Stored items
-=-=-

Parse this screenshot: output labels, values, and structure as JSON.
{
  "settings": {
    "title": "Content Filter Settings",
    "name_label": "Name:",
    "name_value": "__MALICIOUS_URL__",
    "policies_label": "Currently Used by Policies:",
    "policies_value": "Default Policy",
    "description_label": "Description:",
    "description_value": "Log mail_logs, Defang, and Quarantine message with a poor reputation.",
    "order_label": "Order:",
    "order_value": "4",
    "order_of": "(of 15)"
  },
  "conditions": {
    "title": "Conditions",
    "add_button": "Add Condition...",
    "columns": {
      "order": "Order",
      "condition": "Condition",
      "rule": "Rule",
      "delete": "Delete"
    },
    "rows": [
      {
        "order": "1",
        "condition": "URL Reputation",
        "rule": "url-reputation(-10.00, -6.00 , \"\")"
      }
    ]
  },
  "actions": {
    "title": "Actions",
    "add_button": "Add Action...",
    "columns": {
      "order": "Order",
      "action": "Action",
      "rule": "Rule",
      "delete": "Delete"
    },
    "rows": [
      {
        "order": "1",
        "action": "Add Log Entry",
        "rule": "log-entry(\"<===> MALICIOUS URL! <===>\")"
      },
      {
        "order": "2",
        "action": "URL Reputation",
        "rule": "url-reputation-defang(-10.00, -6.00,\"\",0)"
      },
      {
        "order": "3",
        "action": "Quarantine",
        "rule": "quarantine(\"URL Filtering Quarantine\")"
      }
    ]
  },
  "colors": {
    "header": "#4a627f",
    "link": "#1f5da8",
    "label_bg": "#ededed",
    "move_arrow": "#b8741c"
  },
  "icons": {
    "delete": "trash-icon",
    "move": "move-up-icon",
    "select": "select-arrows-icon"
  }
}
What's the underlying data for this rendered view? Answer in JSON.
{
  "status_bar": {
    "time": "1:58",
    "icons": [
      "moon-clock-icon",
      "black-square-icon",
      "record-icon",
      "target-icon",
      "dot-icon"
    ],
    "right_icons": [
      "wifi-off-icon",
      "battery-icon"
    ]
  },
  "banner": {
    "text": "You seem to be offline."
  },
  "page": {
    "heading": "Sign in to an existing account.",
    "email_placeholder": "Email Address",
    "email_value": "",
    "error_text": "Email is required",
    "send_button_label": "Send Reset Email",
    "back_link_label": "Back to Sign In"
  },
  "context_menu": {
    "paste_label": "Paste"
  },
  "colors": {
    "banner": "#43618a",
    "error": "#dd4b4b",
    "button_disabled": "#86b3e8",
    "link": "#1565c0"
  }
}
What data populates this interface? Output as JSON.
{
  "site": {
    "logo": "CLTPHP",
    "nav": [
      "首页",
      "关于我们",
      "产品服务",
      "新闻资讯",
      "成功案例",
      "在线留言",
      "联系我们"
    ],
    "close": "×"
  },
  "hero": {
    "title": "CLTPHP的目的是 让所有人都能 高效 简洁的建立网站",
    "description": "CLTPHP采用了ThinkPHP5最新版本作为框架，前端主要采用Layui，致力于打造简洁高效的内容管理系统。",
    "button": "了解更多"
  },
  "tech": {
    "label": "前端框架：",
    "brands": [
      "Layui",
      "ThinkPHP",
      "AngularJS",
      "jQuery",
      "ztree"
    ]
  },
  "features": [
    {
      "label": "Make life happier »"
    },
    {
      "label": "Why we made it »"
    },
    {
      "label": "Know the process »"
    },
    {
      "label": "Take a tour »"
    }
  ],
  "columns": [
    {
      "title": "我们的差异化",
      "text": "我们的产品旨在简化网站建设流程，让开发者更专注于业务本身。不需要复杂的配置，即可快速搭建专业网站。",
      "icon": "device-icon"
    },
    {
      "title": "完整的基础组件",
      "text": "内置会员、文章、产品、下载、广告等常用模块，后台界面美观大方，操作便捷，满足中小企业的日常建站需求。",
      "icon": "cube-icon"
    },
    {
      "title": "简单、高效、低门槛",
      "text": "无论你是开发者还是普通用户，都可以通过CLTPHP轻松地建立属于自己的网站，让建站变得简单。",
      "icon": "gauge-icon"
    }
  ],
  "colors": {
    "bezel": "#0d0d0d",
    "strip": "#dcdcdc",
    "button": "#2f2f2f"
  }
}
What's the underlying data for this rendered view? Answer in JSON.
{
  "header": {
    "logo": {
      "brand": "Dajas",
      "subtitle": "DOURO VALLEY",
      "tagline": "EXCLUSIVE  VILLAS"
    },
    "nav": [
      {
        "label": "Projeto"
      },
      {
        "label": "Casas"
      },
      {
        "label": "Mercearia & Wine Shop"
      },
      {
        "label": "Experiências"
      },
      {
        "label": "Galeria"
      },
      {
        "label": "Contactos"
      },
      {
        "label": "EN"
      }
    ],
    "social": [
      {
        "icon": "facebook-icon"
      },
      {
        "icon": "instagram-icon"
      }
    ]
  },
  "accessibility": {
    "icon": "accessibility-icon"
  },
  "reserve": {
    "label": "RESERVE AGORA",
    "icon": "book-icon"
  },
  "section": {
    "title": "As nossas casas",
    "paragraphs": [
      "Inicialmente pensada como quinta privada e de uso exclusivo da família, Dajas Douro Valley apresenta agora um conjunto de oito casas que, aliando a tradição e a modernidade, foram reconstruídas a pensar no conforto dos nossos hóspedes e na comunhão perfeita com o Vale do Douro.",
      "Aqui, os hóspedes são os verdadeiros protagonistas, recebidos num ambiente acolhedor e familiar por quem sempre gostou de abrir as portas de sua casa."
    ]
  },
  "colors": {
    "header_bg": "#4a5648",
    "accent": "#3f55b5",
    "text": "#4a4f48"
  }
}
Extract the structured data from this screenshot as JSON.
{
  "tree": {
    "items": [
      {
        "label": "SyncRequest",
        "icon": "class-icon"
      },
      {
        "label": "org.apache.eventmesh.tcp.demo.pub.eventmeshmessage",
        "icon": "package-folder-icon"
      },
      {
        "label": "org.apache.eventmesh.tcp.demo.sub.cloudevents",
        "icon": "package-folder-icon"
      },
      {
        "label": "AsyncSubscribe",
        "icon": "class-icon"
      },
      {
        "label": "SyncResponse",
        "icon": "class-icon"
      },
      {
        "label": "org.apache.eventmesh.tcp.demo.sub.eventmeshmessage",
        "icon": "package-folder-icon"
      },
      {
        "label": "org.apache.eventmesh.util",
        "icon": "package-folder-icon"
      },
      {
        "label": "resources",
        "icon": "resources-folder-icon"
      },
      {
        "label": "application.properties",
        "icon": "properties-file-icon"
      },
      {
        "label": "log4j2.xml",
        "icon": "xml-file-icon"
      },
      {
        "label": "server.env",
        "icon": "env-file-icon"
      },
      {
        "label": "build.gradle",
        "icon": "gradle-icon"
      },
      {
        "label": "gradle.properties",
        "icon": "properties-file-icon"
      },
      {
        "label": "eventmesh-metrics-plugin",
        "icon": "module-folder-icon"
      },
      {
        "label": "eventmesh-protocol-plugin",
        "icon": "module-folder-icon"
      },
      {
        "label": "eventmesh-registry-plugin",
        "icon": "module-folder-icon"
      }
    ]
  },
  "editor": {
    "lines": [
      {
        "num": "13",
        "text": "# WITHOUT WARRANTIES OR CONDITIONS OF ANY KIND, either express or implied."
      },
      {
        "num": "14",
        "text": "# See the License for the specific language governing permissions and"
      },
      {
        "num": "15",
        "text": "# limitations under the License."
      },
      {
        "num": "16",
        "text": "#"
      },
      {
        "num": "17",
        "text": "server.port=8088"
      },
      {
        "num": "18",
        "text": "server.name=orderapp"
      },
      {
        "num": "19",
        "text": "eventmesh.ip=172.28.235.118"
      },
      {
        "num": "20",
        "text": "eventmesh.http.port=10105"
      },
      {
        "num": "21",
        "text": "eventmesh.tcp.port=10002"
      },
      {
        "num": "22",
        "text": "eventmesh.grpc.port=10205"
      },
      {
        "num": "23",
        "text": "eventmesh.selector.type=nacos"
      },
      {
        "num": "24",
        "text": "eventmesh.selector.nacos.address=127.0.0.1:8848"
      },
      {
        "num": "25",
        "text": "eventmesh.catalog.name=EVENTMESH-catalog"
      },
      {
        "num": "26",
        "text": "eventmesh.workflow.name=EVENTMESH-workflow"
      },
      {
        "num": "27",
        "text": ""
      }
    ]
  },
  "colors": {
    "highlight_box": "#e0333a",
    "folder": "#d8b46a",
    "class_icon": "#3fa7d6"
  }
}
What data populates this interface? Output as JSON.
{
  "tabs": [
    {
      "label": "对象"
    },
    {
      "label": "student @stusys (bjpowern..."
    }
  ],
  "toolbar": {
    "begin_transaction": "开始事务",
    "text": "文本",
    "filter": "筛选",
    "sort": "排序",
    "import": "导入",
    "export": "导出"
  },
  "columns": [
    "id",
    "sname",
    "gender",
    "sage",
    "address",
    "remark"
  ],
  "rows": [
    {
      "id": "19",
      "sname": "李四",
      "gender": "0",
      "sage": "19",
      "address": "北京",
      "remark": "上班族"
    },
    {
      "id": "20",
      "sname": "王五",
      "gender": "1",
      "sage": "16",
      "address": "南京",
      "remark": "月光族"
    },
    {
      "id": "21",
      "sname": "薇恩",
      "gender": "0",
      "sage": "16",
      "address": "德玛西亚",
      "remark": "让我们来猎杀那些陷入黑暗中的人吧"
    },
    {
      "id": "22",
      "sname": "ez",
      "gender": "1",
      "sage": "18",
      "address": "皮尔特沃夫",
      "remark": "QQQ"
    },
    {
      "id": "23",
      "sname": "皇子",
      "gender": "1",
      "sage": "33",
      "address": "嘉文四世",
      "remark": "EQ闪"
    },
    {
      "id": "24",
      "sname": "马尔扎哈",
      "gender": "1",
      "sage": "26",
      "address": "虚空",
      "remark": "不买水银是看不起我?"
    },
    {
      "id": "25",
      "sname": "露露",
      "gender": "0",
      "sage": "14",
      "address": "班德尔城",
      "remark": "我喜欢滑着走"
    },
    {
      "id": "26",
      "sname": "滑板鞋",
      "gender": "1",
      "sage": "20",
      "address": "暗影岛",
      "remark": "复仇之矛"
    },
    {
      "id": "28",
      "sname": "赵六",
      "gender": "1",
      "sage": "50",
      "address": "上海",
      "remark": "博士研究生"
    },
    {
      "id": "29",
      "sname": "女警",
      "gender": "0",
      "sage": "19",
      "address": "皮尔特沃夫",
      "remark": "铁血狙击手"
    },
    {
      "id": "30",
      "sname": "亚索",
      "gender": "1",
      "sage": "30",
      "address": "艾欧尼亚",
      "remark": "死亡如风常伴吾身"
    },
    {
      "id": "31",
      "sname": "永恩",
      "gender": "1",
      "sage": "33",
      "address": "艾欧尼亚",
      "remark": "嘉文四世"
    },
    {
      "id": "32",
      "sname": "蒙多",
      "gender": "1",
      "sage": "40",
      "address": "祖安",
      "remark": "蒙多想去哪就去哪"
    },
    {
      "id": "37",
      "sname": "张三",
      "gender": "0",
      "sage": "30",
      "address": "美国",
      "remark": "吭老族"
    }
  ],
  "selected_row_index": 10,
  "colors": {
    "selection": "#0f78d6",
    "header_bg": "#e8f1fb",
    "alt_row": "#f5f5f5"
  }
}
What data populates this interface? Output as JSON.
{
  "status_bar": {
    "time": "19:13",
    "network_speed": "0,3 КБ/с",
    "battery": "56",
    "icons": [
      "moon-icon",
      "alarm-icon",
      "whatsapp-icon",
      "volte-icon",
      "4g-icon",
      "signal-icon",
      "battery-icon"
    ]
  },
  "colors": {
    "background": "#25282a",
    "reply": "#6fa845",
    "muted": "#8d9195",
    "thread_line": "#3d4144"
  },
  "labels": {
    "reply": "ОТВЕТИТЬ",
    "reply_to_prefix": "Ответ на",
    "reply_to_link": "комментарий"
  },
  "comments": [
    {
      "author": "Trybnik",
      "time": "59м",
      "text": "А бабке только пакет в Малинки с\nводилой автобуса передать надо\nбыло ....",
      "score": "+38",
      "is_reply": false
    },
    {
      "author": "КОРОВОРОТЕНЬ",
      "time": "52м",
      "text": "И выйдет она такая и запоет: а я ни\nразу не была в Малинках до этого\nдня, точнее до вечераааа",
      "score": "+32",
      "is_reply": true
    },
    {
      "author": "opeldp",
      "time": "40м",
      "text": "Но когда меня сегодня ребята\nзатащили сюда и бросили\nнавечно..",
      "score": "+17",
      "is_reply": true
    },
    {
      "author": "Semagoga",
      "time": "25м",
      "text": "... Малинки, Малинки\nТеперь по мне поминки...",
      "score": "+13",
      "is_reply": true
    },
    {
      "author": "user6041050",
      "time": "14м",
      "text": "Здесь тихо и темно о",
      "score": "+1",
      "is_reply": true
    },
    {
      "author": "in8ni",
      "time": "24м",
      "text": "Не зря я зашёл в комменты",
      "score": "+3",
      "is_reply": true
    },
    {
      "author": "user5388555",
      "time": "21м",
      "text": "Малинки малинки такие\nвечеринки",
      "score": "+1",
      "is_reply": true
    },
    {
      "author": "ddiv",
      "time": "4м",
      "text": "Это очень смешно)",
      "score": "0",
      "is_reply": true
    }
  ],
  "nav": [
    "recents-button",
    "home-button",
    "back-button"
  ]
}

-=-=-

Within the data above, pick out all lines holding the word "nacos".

THE COMPLETED TASK:
        "text": "eventmesh.selector.type=nacos"
        "text": "eventmesh.selector.nacos.address=127.0.0.1:8848"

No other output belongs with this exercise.